• **Source records**:
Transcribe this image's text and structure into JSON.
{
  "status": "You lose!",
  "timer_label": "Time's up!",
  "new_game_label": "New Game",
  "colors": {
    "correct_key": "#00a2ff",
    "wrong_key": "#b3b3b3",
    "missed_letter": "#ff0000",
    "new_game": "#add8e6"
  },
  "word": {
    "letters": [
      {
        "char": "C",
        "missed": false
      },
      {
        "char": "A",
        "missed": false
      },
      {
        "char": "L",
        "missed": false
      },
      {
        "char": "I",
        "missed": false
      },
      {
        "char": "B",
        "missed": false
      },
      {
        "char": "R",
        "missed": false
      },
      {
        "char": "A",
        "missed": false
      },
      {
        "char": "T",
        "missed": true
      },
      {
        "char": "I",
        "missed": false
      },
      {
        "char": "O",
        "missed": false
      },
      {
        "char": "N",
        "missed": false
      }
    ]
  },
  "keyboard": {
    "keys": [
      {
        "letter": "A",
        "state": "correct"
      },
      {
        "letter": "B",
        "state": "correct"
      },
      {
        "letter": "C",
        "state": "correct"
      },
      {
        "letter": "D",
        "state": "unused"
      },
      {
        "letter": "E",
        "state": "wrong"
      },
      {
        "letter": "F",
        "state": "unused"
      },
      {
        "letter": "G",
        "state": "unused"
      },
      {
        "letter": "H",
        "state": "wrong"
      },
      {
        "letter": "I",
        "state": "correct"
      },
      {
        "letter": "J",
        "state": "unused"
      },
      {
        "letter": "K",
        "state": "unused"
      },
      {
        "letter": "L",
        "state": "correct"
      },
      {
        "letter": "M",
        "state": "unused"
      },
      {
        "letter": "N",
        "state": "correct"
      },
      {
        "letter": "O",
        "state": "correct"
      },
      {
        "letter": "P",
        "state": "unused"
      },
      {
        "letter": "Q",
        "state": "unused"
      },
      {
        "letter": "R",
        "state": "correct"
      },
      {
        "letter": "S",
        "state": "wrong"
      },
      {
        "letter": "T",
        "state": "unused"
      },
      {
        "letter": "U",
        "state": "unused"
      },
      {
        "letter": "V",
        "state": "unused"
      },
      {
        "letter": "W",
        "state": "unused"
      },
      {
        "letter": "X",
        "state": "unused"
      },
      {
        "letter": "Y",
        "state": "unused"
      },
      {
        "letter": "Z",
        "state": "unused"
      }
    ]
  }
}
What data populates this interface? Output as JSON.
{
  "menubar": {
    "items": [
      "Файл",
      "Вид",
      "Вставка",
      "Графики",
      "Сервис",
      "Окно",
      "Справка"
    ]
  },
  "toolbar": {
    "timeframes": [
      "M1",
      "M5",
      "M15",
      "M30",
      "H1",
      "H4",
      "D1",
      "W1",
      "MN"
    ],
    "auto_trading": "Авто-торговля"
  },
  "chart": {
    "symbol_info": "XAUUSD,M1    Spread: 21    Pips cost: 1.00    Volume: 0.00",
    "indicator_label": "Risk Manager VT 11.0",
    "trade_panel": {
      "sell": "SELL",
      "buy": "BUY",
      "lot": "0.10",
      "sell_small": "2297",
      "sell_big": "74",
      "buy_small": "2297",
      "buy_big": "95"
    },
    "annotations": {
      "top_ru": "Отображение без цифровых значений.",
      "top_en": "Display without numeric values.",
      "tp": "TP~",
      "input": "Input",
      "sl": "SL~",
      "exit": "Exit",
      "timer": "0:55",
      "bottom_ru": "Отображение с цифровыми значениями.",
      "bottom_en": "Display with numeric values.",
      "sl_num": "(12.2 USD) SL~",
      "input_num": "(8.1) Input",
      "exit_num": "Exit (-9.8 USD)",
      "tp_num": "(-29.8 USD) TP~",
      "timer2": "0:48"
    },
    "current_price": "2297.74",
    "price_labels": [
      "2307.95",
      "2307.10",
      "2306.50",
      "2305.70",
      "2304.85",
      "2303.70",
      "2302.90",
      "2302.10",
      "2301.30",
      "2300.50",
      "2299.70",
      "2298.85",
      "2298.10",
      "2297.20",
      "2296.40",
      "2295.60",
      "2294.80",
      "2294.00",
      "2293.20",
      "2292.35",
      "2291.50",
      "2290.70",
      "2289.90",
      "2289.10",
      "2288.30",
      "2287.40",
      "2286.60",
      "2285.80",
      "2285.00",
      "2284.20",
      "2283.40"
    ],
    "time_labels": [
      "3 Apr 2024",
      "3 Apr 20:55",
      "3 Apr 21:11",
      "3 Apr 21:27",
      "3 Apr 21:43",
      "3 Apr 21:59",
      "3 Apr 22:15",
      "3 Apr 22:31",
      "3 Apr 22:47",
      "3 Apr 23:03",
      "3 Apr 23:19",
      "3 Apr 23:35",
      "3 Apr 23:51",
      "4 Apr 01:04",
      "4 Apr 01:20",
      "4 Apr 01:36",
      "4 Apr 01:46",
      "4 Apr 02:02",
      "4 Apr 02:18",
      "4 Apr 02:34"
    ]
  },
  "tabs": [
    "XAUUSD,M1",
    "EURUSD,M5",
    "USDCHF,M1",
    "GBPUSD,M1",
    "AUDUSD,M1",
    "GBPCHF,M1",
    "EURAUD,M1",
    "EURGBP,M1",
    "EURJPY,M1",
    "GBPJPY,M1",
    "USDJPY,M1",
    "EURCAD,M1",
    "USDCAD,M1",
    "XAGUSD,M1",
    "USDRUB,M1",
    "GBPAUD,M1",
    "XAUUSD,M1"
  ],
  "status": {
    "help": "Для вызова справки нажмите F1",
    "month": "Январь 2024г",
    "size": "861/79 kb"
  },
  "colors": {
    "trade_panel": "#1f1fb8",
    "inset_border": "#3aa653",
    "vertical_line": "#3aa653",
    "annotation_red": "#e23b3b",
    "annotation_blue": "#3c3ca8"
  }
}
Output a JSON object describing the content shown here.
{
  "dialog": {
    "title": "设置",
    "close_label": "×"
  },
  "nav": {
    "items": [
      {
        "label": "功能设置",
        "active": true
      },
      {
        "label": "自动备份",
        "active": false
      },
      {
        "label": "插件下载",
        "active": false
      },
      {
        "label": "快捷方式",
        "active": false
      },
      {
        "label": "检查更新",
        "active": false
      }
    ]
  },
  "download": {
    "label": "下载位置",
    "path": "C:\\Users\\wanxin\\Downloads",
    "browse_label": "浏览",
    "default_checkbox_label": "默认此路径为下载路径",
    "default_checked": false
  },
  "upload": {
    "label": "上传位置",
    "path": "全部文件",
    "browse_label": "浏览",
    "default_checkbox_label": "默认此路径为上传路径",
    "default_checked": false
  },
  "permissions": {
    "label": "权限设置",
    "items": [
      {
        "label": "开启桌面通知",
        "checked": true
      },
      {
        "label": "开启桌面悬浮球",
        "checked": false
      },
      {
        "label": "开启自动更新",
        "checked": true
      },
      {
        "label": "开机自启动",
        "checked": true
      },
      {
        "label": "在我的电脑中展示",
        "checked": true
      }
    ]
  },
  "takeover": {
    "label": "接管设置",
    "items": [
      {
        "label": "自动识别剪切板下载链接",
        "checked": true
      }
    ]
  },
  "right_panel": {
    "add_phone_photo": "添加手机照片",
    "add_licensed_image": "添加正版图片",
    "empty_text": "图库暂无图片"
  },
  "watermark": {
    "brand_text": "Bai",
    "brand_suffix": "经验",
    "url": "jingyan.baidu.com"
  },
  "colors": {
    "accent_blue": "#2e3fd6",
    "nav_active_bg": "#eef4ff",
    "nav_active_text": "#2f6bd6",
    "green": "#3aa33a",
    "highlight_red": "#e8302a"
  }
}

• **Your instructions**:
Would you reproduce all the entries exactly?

• **Answer space**:
Transcribe this image's text and structure into JSON.
{
  "status": "You lose!",
  "timer_label": "Time's up!",
  "new_game_label": "New Game",
  "colors": {
    "correct_key": "#00a2ff",
    "wrong_key": "#b3b3b3",
    "missed_letter": "#ff0000",
    "new_game": "#add8e6"
  },
  "word": {
    "letters": [
      {
        "char": "C",
        "missed": false
      },
      {
        "char": "A",
        "missed": false
      },
      {
        "char": "L",
        "missed": false
      },
      {
        "char": "I",
        "missed": false
      },
      {
        "char": "B",
        "missed": false
      },
      {
        "char": "R",
        "missed": false
      },
      {
        "char": "A",
        "missed": false
      },
      {
        "char": "T",
        "missed": true
      },
      {
        "char": "I",
        "missed": false
      },
      {
        "char": "O",
        "missed": false
      },
      {
        "char": "N",
        "missed": false
      }
    ]
  },
  "keyboard": {
    "keys": [
      {
        "letter": "A",
        "state": "correct"
      },
      {
        "letter": "B",
        "state": "correct"
      },
      {
        "letter": "C",
        "state": "correct"
      },
      {
        "letter": "D",
        "state": "unused"
      },
      {
        "letter": "E",
        "state": "wrong"
      },
      {
        "letter": "F",
        "state": "unused"
      },
      {
        "letter": "G",
        "state": "unused"
      },
      {
        "letter": "H",
        "state": "wrong"
      },
      {
        "letter": "I",
        "state": "correct"
      },
      {
        "letter": "J",
        "state": "unused"
      },
      {
        "letter": "K",
        "state": "unused"
      },
      {
        "letter": "L",
        "state": "correct"
      },
      {
        "letter": "M",
        "state": "unused"
      },
      {
        "letter": "N",
        "state": "correct"
      },
      {
        "letter": "O",
        "state": "correct"
      },
      {
        "letter": "P",
        "state": "unused"
      },
      {
        "letter": "Q",
        "state": "unused"
      },
      {
        "letter": "R",
        "state": "correct"
      },
      {
        "letter": "S",
        "state": "wrong"
      },
      {
        "letter": "T",
        "state": "unused"
      },
      {
        "letter": "U",
        "state": "unused"
      },
      {
        "letter": "V",
        "state": "unused"
      },
      {
        "letter": "W",
        "state": "unused"
      },
      {
        "letter": "X",
        "state": "unused"
      },
      {
        "letter": "Y",
        "state": "unused"
      },
      {
        "letter": "Z",
        "state": "unused"
      }
    ]
  }
}
What data populates this interface? Output as JSON.
{
  "menubar": {
    "items": [
      "Файл",
      "Вид",
      "Вставка",
      "Графики",
      "Сервис",
      "Окно",
      "Справка"
    ]
  },
  "toolbar": {
    "timeframes": [
      "M1",
      "M5",
      "M15",
      "M30",
      "H1",
      "H4",
      "D1",
      "W1",
      "MN"
    ],
    "auto_trading": "Авто-торговля"
  },
  "chart": {
    "symbol_info": "XAUUSD,M1    Spread: 21    Pips cost: 1.00    Volume: 0.00",
    "indicator_label": "Risk Manager VT 11.0",
    "trade_panel": {
      "sell": "SELL",
      "buy": "BUY",
      "lot": "0.10",
      "sell_small": "2297",
      "sell_big": "74",
      "buy_small": "2297",
      "buy_big": "95"
    },
    "annotations": {
      "top_ru": "Отображение без цифровых значений.",
      "top_en": "Display without numeric values.",
      "tp": "TP~",
      "input": "Input",
      "sl": "SL~",
      "exit": "Exit",
      "timer": "0:55",
      "bottom_ru": "Отображение с цифровыми значениями.",
      "bottom_en": "Display with numeric values.",
      "sl_num": "(12.2 USD) SL~",
      "input_num": "(8.1) Input",
      "exit_num": "Exit (-9.8 USD)",
      "tp_num": "(-29.8 USD) TP~",
      "timer2": "0:48"
    },
    "current_price": "2297.74",
    "price_labels": [
      "2307.95",
      "2307.10",
      "2306.50",
      "2305.70",
      "2304.85",
      "2303.70",
      "2302.90",
      "2302.10",
      "2301.30",
      "2300.50",
      "2299.70",
      "2298.85",
      "2298.10",
      "2297.20",
      "2296.40",
      "2295.60",
      "2294.80",
      "2294.00",
      "2293.20",
      "2292.35",
      "2291.50",
      "2290.70",
      "2289.90",
      "2289.10",
      "2288.30",
      "2287.40",
      "2286.60",
      "2285.80",
      "2285.00",
      "2284.20",
      "2283.40"
    ],
    "time_labels": [
      "3 Apr 2024",
      "3 Apr 20:55",
      "3 Apr 21:11",
      "3 Apr 21:27",
      "3 Apr 21:43",
      "3 Apr 21:59",
      "3 Apr 22:15",
      "3 Apr 22:31",
      "3 Apr 22:47",
      "3 Apr 23:03",
      "3 Apr 23:19",
      "3 Apr 23:35",
      "3 Apr 23:51",
      "4 Apr 01:04",
      "4 Apr 01:20",
      "4 Apr 01:36",
      "4 Apr 01:46",
      "4 Apr 02:02",
      "4 Apr 02:18",
      "4 Apr 02:34"
    ]
  },
  "tabs": [
    "XAUUSD,M1",
    "EURUSD,M5",
    "USDCHF,M1",
    "GBPUSD,M1",
    "AUDUSD,M1",
    "GBPCHF,M1",
    "EURAUD,M1",
    "EURGBP,M1",
    "EURJPY,M1",
    "GBPJPY,M1",
    "USDJPY,M1",
    "EURCAD,M1",
    "USDCAD,M1",
    "XAGUSD,M1",
    "USDRUB,M1",
    "GBPAUD,M1",
    "XAUUSD,M1"
  ],
  "status": {
    "help": "Для вызова справки нажмите F1",
    "month": "Январь 2024г",
    "size": "861/79 kb"
  },
  "colors": {
    "trade_panel": "#1f1fb8",
    "inset_border": "#3aa653",
    "vertical_line": "#3aa653",
    "annotation_red": "#e23b3b",
    "annotation_blue": "#3c3ca8"
  }
}
Output a JSON object describing the content shown here.
{
  "dialog": {
    "title": "设置",
    "close_label": "×"
  },
  "nav": {
    "items": [
      {
        "label": "功能设置",
        "active": true
      },
      {
        "label": "自动备份",
        "active": false
      },
      {
        "label": "插件下载",
        "active": false
      },
      {
        "label": "快捷方式",
        "active": false
      },
      {
        "label": "检查更新",
        "active": false
      }
    ]
  },
  "download": {
    "label": "下载位置",
    "path": "C:\\Users\\wanxin\\Downloads",
    "browse_label": "浏览",
    "default_checkbox_label": "默认此路径为下载路径",
    "default_checked": false
  },
  "upload": {
    "label": "上传位置",
    "path": "全部文件",
    "browse_label": "浏览",
    "default_checkbox_label": "默认此路径为上传路径",
    "default_checked": false
  },
  "permissions": {
    "label": "权限设置",
    "items": [
      {
        "label": "开启桌面通知",
        "checked": true
      },
      {
        "label": "开启桌面悬浮球",
        "checked": false
      },
      {
        "label": "开启自动更新",
        "checked": true
      },
      {
        "label": "开机自启动",
        "checked": true
      },
      {
        "label": "在我的电脑中展示",
        "checked": true
      }
    ]
  },
  "takeover": {
    "label": "接管设置",
    "items": [
      {
        "label": "自动识别剪切板下载链接",
        "checked": true
      }
    ]
  },
  "right_panel": {
    "add_phone_photo": "添加手机照片",
    "add_licensed_image": "添加正版图片",
    "empty_text": "图库暂无图片"
  },
  "watermark": {
    "brand_text": "Bai",
    "brand_suffix": "经验",
    "url": "jingyan.baidu.com"
  },
  "colors": {
    "accent_blue": "#2e3fd6",
    "nav_active_bg": "#eef4ff",
    "nav_active_text": "#2f6bd6",
    "green": "#3aa33a",
    "highlight_red": "#e8302a"
  }
}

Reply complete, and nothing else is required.